Bad news in nearly all the large economies
France and Germany’s growth prospects for this year have been revised downwards to 0.3% and 1.3%, from 1% and 1.8% respectively. Italy is expected to contract by 0.4% this year and only grow 0.6% and 1.1% in 2015 and 2016 respectively. Given that these three countries account for nearly 60% of Eurozone GDP this suggests a very poor outlook for the Eurozone with growth risks tilted to the downside. In general, the core vs. periphery split is less clear in this report, at least in growth terms as many countries are now acting as a drag on the Eurozone economy for a number of reasons.
Significant and increasing reliance on domestic over external demand
Early on in the crisis there was a clear focus on facilitating export led recoveries, often in the German model. However, over the past 12 – 18 months this has shifted, possibly driven by global economic weakness, and these forecasts finalise the shift. The Commission itself says, “Net exports are likely to contribute only marginally to GDP growth over the forecast horizon”. Spain is a prime example of this, see here for a longer discussion of the issue.

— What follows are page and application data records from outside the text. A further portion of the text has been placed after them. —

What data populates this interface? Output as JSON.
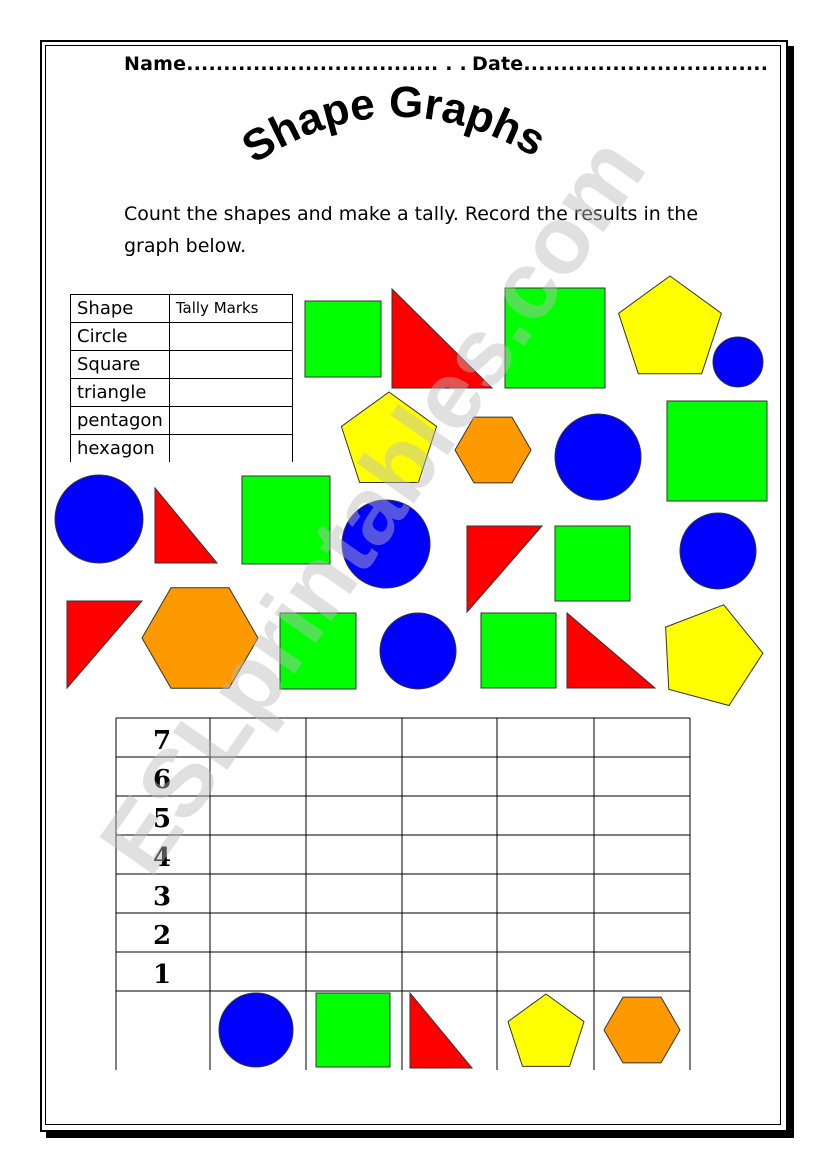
{
  "header": {
    "name_label": "Name.................................. . .",
    "date_label": "Date................................."
  },
  "title": "Shape Graphs",
  "instructions": "Count the shapes and make a tally. Record the results in the graph below.",
  "tally_table": {
    "headers": [
      "Shape",
      "Tally Marks"
    ],
    "rows": [
      "Circle",
      "Square",
      "triangle",
      "pentagon",
      "hexagon"
    ]
  },
  "graph": {
    "y_labels": [
      "7",
      "6",
      "5",
      "4",
      "3",
      "2",
      "1"
    ],
    "columns": [
      "circle",
      "square",
      "triangle",
      "pentagon",
      "hexagon"
    ]
  },
  "colors": {
    "circle": "#0000ff",
    "square": "#00ff00",
    "triangle": "#ff0000",
    "pentagon": "#ffff00",
    "hexagon": "#ff9900"
  },
  "watermark": "ESLprintables.com"
}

While finding a balance between the two is important (we cannot have 18 Germanys in the Eurozone) the shift may have been too stark. Let’s not forget that there is still a huge amount of public and private debt (both household and corporate) in the Eurozone, especially in problem countries. This will limit potential domestic demand growth. So while the flows are shifting in a way which should see an uptick in domestic demand, we should not forget that the huge stock of debt may provide a ceiling on this as a driver of growth.
Low inflation is here to stay
The Commission has also downgraded its inflation forecast with CPI expected to be 0.8% in 2015 compared to previous forecast of 1.2%, while it is only expected to be 1.5% in 2016. The forecast for 2015 is below the ECB’s of 1.1% but the 2016 is above the ECB’s which is 1.4%. Interestingly, the Commission continues to make the case that “low, or negative, inflation rates as part of [some countries] inevitable adjustment process”. This is an argument which has been absent all recent ECB press conferences. In terms of deflation, the Commission sides with the ECB, saying the risks of outright deflation remain low.
We’ll update the blog throughout the day as we pour over the 185 page report. But for now, we’ll leave you with a thought from Commissioner Jyrki Katainen in the press conference, when asked how much the forecasts can be trusted given a history of being incorrect he simply responded, “Nobody knows”. Quite.Author : Open Europe blog team